=== About this exercise ===
Take each line of the records below that contains the string "icon" and copy it.

- Opening Delimiter -

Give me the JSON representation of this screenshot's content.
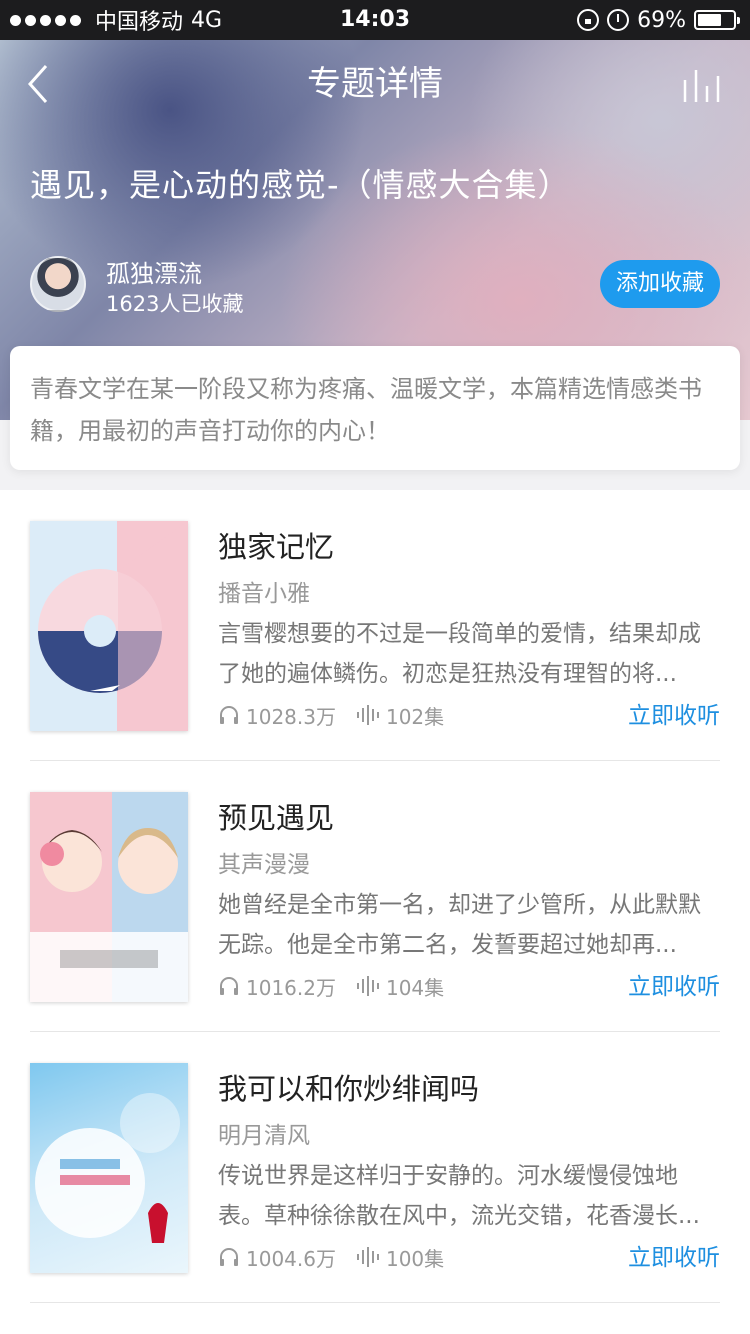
{
  "status_bar": {
    "carrier": "中国移动",
    "network": "4G",
    "time": "14:03",
    "battery": "69%",
    "battery_level": 0.69
  },
  "nav": {
    "title": "专题详情",
    "back_icon": "chevron-left-icon",
    "chart_icon": "bar-chart-icon"
  },
  "topic": {
    "title": "遇见，是心动的感觉-（情感大合集）",
    "author": "孤独漂流",
    "favorites": "1623人已收藏",
    "favorite_button": "添加收藏",
    "description": "青春文学在某一阶段又称为疼痛、温暖文学，本篇精选情感类书籍，用最初的声音打动你的内心！"
  },
  "books": [
    {
      "title": "独家记忆",
      "author": "播音小雅",
      "description": "言雪樱想要的不过是一段简单的爱情，结果却成了她的遍体鳞伤。初恋是狂热没有理智的将...",
      "plays": "1028.3万",
      "episodes": "102集",
      "action": "立即收听"
    },
    {
      "title": "预见遇见",
      "author": "其声漫漫",
      "description": "她曾经是全市第一名，却进了少管所，从此默默无踪。他是全市第二名，发誓要超过她却再...",
      "plays": "1016.2万",
      "episodes": "104集",
      "action": "立即收听"
    },
    {
      "title": "我可以和你炒绯闻吗",
      "author": "明月清风",
      "description": "传说世界是这样归于安静的。河水缓慢侵蚀地表。草种徐徐散在风中，流光交错，花香漫长...",
      "plays": "1004.6万",
      "episodes": "100集",
      "action": "立即收听"
    }
  ],
  "colors": {
    "accent": "#1e9bee",
    "link": "#1e8fe0"
  }
}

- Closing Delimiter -

=== Response ===
    "back_icon": "chevron-left-icon",
    "chart_icon": "bar-chart-icon"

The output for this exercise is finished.